Prompt: The records below are to be reproduced exactly, with the pictures left out.

(Data records for software interfaces)

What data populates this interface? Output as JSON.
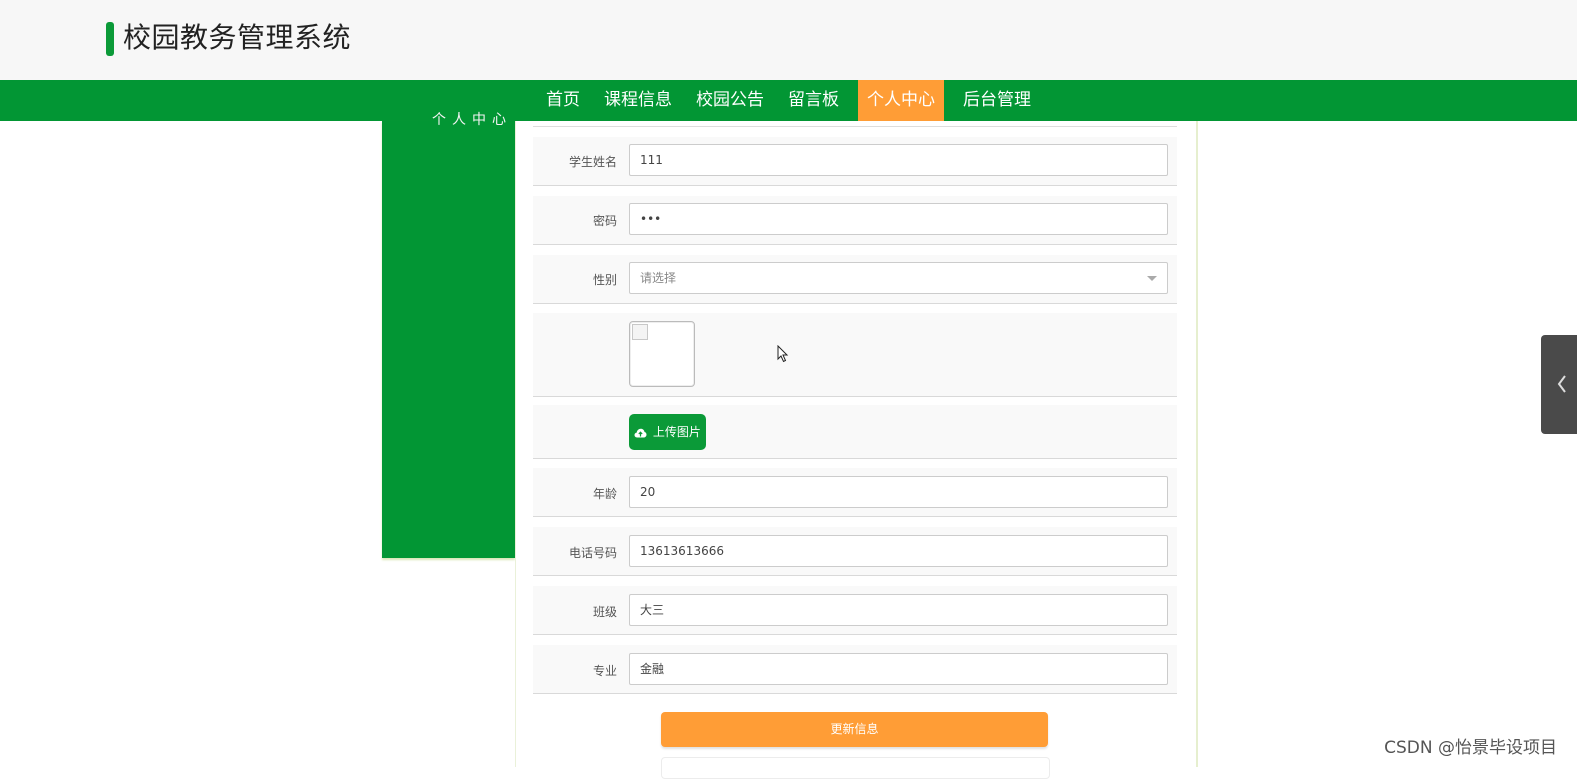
{
  "app": {
    "title": "校园教务管理系统",
    "brand_color": "#029634",
    "accent_color": "#ff9d36"
  },
  "nav": {
    "items": [
      {
        "label": "首页"
      },
      {
        "label": "课程信息"
      },
      {
        "label": "校园公告"
      },
      {
        "label": "留言板"
      },
      {
        "label": "个人中心",
        "active": true
      },
      {
        "label": "后台管理"
      }
    ]
  },
  "sidebar": {
    "partial_text": "个人中心"
  },
  "form": {
    "student_name": {
      "label": "学生姓名",
      "value": "111"
    },
    "password": {
      "label": "密码",
      "value": "•••"
    },
    "gender": {
      "label": "性别",
      "placeholder": "请选择"
    },
    "upload_button": "上传图片",
    "age": {
      "label": "年龄",
      "value": "20"
    },
    "phone": {
      "label": "电话号码",
      "value": "13613613666"
    },
    "class": {
      "label": "班级",
      "value": "大三"
    },
    "major": {
      "label": "专业",
      "value": "金融"
    },
    "submit_button": "更新信息"
  },
  "watermark": "CSDN @怡景毕设项目",
  "icons": {
    "cloud": "cloud-upload-icon",
    "chevron": "chevron-left-icon",
    "dropdown": "caret-down-icon"
  }
}
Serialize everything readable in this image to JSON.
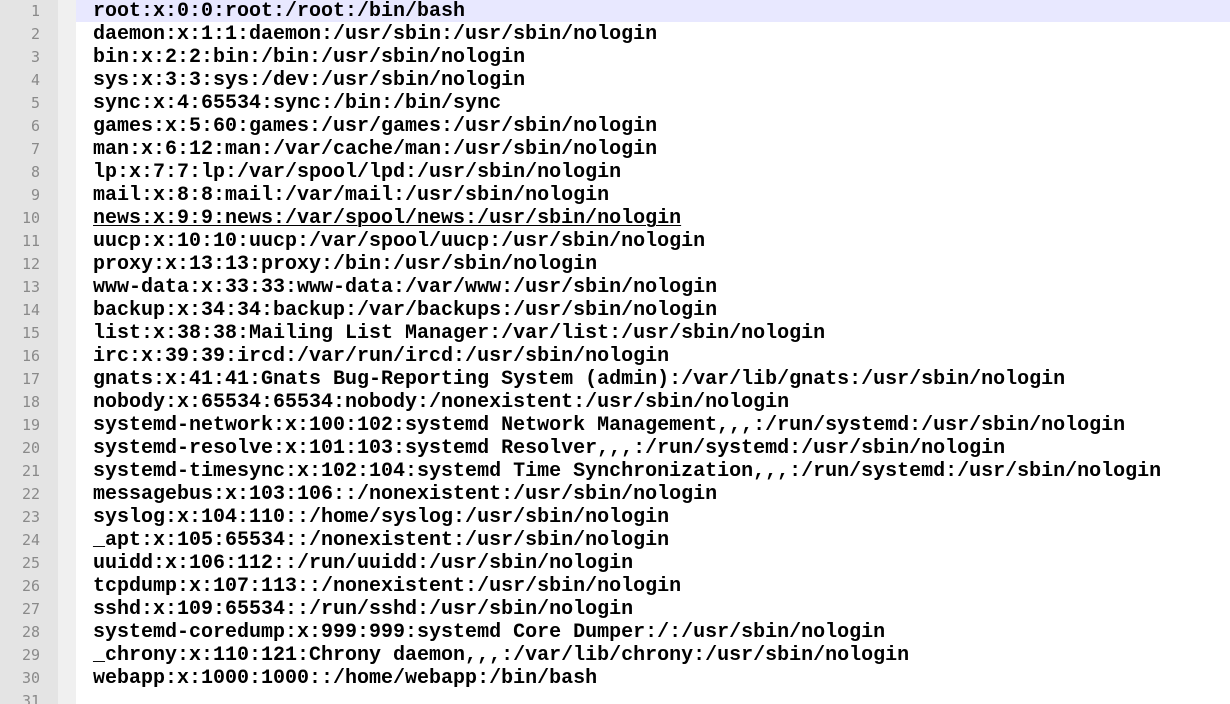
{
  "editor": {
    "lines": [
      {
        "no": "1",
        "text": "root:x:0:0:root:/root:/bin/bash"
      },
      {
        "no": "2",
        "text": "daemon:x:1:1:daemon:/usr/sbin:/usr/sbin/nologin"
      },
      {
        "no": "3",
        "text": "bin:x:2:2:bin:/bin:/usr/sbin/nologin"
      },
      {
        "no": "4",
        "text": "sys:x:3:3:sys:/dev:/usr/sbin/nologin"
      },
      {
        "no": "5",
        "text": "sync:x:4:65534:sync:/bin:/bin/sync"
      },
      {
        "no": "6",
        "text": "games:x:5:60:games:/usr/games:/usr/sbin/nologin"
      },
      {
        "no": "7",
        "text": "man:x:6:12:man:/var/cache/man:/usr/sbin/nologin"
      },
      {
        "no": "8",
        "text": "lp:x:7:7:lp:/var/spool/lpd:/usr/sbin/nologin"
      },
      {
        "no": "9",
        "text": "mail:x:8:8:mail:/var/mail:/usr/sbin/nologin"
      },
      {
        "no": "10",
        "text": "news:x:9:9:news:/var/spool/news:/usr/sbin/nologin"
      },
      {
        "no": "11",
        "text": "uucp:x:10:10:uucp:/var/spool/uucp:/usr/sbin/nologin"
      },
      {
        "no": "12",
        "text": "proxy:x:13:13:proxy:/bin:/usr/sbin/nologin"
      },
      {
        "no": "13",
        "text": "www-data:x:33:33:www-data:/var/www:/usr/sbin/nologin"
      },
      {
        "no": "14",
        "text": "backup:x:34:34:backup:/var/backups:/usr/sbin/nologin"
      },
      {
        "no": "15",
        "text": "list:x:38:38:Mailing List Manager:/var/list:/usr/sbin/nologin"
      },
      {
        "no": "16",
        "text": "irc:x:39:39:ircd:/var/run/ircd:/usr/sbin/nologin"
      },
      {
        "no": "17",
        "text": "gnats:x:41:41:Gnats Bug-Reporting System (admin):/var/lib/gnats:/usr/sbin/nologin"
      },
      {
        "no": "18",
        "text": "nobody:x:65534:65534:nobody:/nonexistent:/usr/sbin/nologin"
      },
      {
        "no": "19",
        "text": "systemd-network:x:100:102:systemd Network Management,,,:/run/systemd:/usr/sbin/nologin"
      },
      {
        "no": "20",
        "text": "systemd-resolve:x:101:103:systemd Resolver,,,:/run/systemd:/usr/sbin/nologin"
      },
      {
        "no": "21",
        "text": "systemd-timesync:x:102:104:systemd Time Synchronization,,,:/run/systemd:/usr/sbin/nologin"
      },
      {
        "no": "22",
        "text": "messagebus:x:103:106::/nonexistent:/usr/sbin/nologin"
      },
      {
        "no": "23",
        "text": "syslog:x:104:110::/home/syslog:/usr/sbin/nologin"
      },
      {
        "no": "24",
        "text": "_apt:x:105:65534::/nonexistent:/usr/sbin/nologin"
      },
      {
        "no": "25",
        "text": "uuidd:x:106:112::/run/uuidd:/usr/sbin/nologin"
      },
      {
        "no": "26",
        "text": "tcpdump:x:107:113::/nonexistent:/usr/sbin/nologin"
      },
      {
        "no": "27",
        "text": "sshd:x:109:65534::/run/sshd:/usr/sbin/nologin"
      },
      {
        "no": "28",
        "text": "systemd-coredump:x:999:999:systemd Core Dumper:/:/usr/sbin/nologin"
      },
      {
        "no": "29",
        "text": "_chrony:x:110:121:Chrony daemon,,,:/var/lib/chrony:/usr/sbin/nologin"
      },
      {
        "no": "30",
        "text": "webapp:x:1000:1000::/home/webapp:/bin/bash"
      },
      {
        "no": "31",
        "text": ""
      }
    ],
    "colors": {
      "gutter": "#e4e4e4",
      "active_line": "#e8e8ff",
      "line_number": "#8a8a8a",
      "text": "#000000"
    }
  }
}
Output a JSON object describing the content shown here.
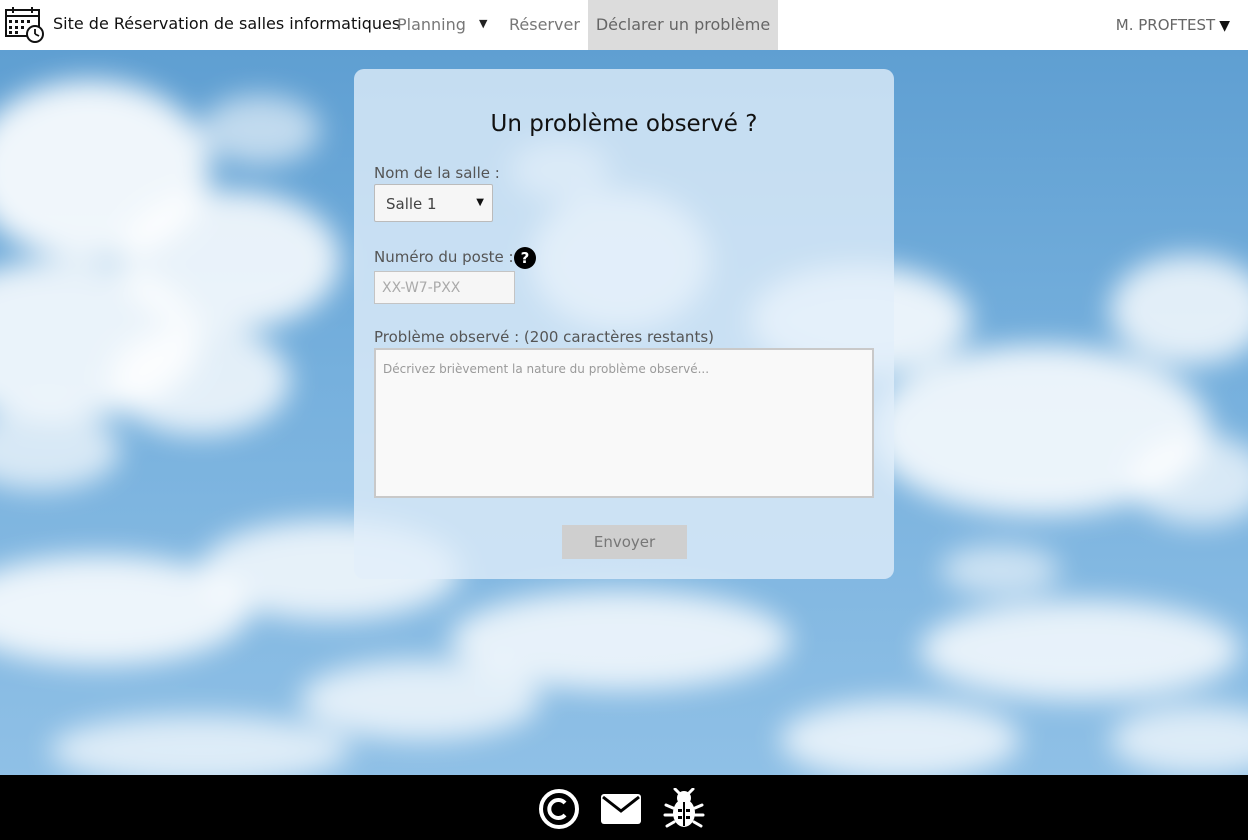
{
  "header": {
    "app_title": "Site de Réservation de salles informatiques",
    "nav": {
      "planning": "Planning",
      "planning_caret": "▼",
      "reserver": "Réserver",
      "declarer": "Déclarer un problème"
    },
    "user": {
      "name": "M. PROFTEST",
      "caret": "▼"
    }
  },
  "form": {
    "title": "Un problème observé ?",
    "salle_label": "Nom de la salle :",
    "salle_value": "Salle 1",
    "salle_caret": "▼",
    "poste_label": "Numéro du poste :",
    "poste_help": "?",
    "poste_placeholder": "XX-W7-PXX",
    "probleme_label": "Problème observé : (200 caractères restants)",
    "probleme_placeholder": "Décrivez brièvement la nature du problème observé...",
    "submit_label": "Envoyer"
  },
  "footer": {
    "icons": [
      "copyright-icon",
      "mail-icon",
      "bug-icon"
    ]
  },
  "colors": {
    "topbar_bg": "#ffffff",
    "active_nav_bg": "#dcdcdc",
    "sky": "#76b0dd",
    "card_bg": "#e1eefa",
    "footer_bg": "#000000",
    "button_bg": "#cfcfcf"
  }
}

Task answer:
What data populates this interface? Output as JSON.
{
  "app": {
    "title": "校园教务管理系统",
    "brand_color": "#029634",
    "accent_color": "#ff9d36"
  },
  "nav": {
    "items": [
      {
        "label": "首页"
      },
      {
        "label": "课程信息"
      },
      {
        "label": "校园公告"
      },
      {
        "label": "留言板"
      },
      {
        "label": "个人中心",
        "active": true
      },
      {
        "label": "后台管理"
      }
    ]
  },
  "sidebar": {
    "partial_text": "个人中心"
  },
  "form": {
    "student_name": {
      "label": "学生姓名",
      "value": "111"
    },
    "password": {
      "label": "密码",
      "value": "•••"
    },
    "gender": {
      "label": "性别",
      "placeholder": "请选择"
    },
    "upload_button": "上传图片",
    "age": {
      "label": "年龄",
      "value": "20"
    },
    "phone": {
      "label": "电话号码",
      "value": "13613613666"
    },
    "class": {
      "label": "班级",
      "value": "大三"
    },
    "major": {
      "label": "专业",
      "value": "金融"
    },
    "submit_button": "更新信息"
  },
  "watermark": "CSDN @怡景毕设项目",
  "icons": {
    "cloud": "cloud-upload-icon",
    "chevron": "chevron-left-icon",
    "dropdown": "caret-down-icon"
  }
}
Serialize everything readable in this image to JSON.
{
  "editor": {
    "lines": [
      {
        "no": "1",
        "text": "root:x:0:0:root:/root:/bin/bash"
      },
      {
        "no": "2",
        "text": "daemon:x:1:1:daemon:/usr/sbin:/usr/sbin/nologin"
      },
      {
        "no": "3",
        "text": "bin:x:2:2:bin:/bin:/usr/sbin/nologin"
      },
      {
        "no": "4",
        "text": "sys:x:3:3:sys:/dev:/usr/sbin/nologin"
      },
      {
        "no": "5",
        "text": "sync:x:4:65534:sync:/bin:/bin/sync"
      },
      {
        "no": "6",
        "text": "games:x:5:60:games:/usr/games:/usr/sbin/nologin"
      },
      {
        "no": "7",
        "text": "man:x:6:12:man:/var/cache/man:/usr/sbin/nologin"
      },
      {
        "no": "8",
        "text": "lp:x:7:7:lp:/var/spool/lpd:/usr/sbin/nologin"
      },
      {
        "no": "9",
        "text": "mail:x:8:8:mail:/var/mail:/usr/sbin/nologin"
      },
      {
        "no": "10",
        "text": "news:x:9:9:news:/var/spool/news:/usr/sbin/nologin"
      },
      {
        "no": "11",
        "text": "uucp:x:10:10:uucp:/var/spool/uucp:/usr/sbin/nologin"
      },
      {
        "no": "12",
        "text": "proxy:x:13:13:proxy:/bin:/usr/sbin/nologin"
      },
      {
        "no": "13",
        "text": "www-data:x:33:33:www-data:/var/www:/usr/sbin/nologin"
      },
      {
        "no": "14",
        "text": "backup:x:34:34:backup:/var/backups:/usr/sbin/nologin"
      },
      {
        "no": "15",
        "text": "list:x:38:38:Mailing List Manager:/var/list:/usr/sbin/nologin"
      },
      {
        "no": "16",
        "text": "irc:x:39:39:ircd:/var/run/ircd:/usr/sbin/nologin"
      },
      {
        "no": "17",
        "text": "gnats:x:41:41:Gnats Bug-Reporting System (admin):/var/lib/gnats:/usr/sbin/nologin"
      },
      {
        "no": "18",
        "text": "nobody:x:65534:65534:nobody:/nonexistent:/usr/sbin/nologin"
      },
      {
        "no": "19",
        "text": "systemd-network:x:100:102:systemd Network Management,,,:/run/systemd:/usr/sbin/nologin"
      },
      {
        "no": "20",
        "text": "systemd-resolve:x:101:103:systemd Resolver,,,:/run/systemd:/usr/sbin/nologin"
      },
      {
        "no": "21",
        "text": "systemd-timesync:x:102:104:systemd Time Synchronization,,,:/run/systemd:/usr/sbin/nologin"
      },
      {
        "no": "22",
        "text": "messagebus:x:103:106::/nonexistent:/usr/sbin/nologin"
      },
      {
        "no": "23",
        "text": "syslog:x:104:110::/home/syslog:/usr/sbin/nologin"
      },
      {
        "no": "24",
        "text": "_apt:x:105:65534::/nonexistent:/usr/sbin/nologin"
      },
      {
        "no": "25",
        "text": "uuidd:x:106:112::/run/uuidd:/usr/sbin/nologin"
      },
      {
        "no": "26",
        "text": "tcpdump:x:107:113::/nonexistent:/usr/sbin/nologin"
      },
      {
        "no": "27",
        "text": "sshd:x:109:65534::/run/sshd:/usr/sbin/nologin"
      },
      {
        "no": "28",
        "text": "systemd-coredump:x:999:999:systemd Core Dumper:/:/usr/sbin/nologin"
      },
      {
        "no": "29",
        "text": "_chrony:x:110:121:Chrony daemon,,,:/var/lib/chrony:/usr/sbin/nologin"
      },
      {
        "no": "30",
        "text": "webapp:x:1000:1000::/home/webapp:/bin/bash"
      },
      {
        "no": "31",
        "text": ""
      }
    ],
    "colors": {
      "gutter": "#e4e4e4",
      "active_line": "#e8e8ff",
      "line_number": "#8a8a8a",
      "text": "#000000"
    }
  }
}
Output a JSON object describing the content shown here.
{
  "header": {
    "app_title": "Site de Réservation de salles informatiques",
    "nav": {
      "planning": "Planning",
      "planning_caret": "▼",
      "reserver": "Réserver",
      "declarer": "Déclarer un problème"
    },
    "user": {
      "name": "M. PROFTEST",
      "caret": "▼"
    }
  },
  "form": {
    "title": "Un problème observé ?",
    "salle_label": "Nom de la salle :",
    "salle_value": "Salle 1",
    "salle_caret": "▼",
    "poste_label": "Numéro du poste :",
    "poste_help": "?",
    "poste_placeholder": "XX-W7-PXX",
    "probleme_label": "Problème observé : (200 caractères restants)",
    "probleme_placeholder": "Décrivez brièvement la nature du problème observé...",
    "submit_label": "Envoyer"
  },
  "footer": {
    "icons": [
      "copyright-icon",
      "mail-icon",
      "bug-icon"
    ]
  },
  "colors": {
    "topbar_bg": "#ffffff",
    "active_nav_bg": "#dcdcdc",
    "sky": "#76b0dd",
    "card_bg": "#e1eefa",
    "footer_bg": "#000000",
    "button_bg": "#cfcfcf"
  }
}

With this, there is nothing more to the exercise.